>>>>>

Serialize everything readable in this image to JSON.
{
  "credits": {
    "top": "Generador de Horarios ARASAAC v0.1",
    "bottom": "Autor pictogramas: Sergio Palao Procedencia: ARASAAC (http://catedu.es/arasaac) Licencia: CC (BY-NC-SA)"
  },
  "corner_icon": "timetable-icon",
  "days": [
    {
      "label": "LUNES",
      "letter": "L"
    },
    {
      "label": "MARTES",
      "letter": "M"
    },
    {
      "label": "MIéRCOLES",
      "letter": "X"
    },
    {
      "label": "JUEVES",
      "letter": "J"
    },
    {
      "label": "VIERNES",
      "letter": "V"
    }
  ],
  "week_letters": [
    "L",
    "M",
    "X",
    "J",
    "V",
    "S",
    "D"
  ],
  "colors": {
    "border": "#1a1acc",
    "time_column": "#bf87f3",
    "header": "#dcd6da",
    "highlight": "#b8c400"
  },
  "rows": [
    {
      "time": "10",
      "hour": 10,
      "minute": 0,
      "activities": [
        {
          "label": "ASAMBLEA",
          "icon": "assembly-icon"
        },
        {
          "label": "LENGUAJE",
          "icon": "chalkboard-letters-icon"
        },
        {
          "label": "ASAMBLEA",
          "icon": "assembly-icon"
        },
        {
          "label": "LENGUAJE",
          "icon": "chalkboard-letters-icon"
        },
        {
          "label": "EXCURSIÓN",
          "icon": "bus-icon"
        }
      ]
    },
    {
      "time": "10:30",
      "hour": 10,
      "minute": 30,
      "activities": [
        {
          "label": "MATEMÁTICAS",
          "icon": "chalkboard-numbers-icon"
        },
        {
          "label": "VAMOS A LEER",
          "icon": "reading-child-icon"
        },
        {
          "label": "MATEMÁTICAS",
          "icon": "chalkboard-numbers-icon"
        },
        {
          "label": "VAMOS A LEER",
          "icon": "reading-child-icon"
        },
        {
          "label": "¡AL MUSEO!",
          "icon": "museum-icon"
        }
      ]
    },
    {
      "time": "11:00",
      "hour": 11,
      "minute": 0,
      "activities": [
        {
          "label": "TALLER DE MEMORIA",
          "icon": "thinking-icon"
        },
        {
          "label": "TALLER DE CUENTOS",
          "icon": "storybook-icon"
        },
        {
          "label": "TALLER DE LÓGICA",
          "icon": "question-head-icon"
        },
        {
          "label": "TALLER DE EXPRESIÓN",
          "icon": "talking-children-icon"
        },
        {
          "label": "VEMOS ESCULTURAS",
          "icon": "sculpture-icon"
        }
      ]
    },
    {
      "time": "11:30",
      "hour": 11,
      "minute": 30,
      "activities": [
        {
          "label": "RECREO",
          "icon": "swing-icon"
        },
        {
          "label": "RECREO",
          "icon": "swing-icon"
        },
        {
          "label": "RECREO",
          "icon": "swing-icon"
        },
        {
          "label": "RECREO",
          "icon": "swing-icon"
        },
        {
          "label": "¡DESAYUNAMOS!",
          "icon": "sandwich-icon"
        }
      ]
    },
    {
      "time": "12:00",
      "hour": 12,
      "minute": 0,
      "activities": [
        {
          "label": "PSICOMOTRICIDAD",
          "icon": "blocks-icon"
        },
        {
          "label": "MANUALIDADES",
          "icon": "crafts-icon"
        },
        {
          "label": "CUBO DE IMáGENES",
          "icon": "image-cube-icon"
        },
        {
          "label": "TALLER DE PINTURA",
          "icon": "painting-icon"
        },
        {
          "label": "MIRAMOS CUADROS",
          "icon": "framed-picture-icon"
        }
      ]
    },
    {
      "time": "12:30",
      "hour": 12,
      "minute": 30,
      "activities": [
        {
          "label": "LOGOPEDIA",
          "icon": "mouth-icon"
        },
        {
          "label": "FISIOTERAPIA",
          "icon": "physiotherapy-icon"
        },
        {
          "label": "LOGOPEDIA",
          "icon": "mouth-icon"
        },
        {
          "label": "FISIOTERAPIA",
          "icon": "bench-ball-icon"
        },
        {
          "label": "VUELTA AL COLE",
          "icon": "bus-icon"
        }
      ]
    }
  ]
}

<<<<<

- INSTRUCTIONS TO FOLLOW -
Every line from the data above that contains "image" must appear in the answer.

- RESULT OF THE TASK -
Serialize everything readable in this image to JSON.
          "icon": "image-cube-icon"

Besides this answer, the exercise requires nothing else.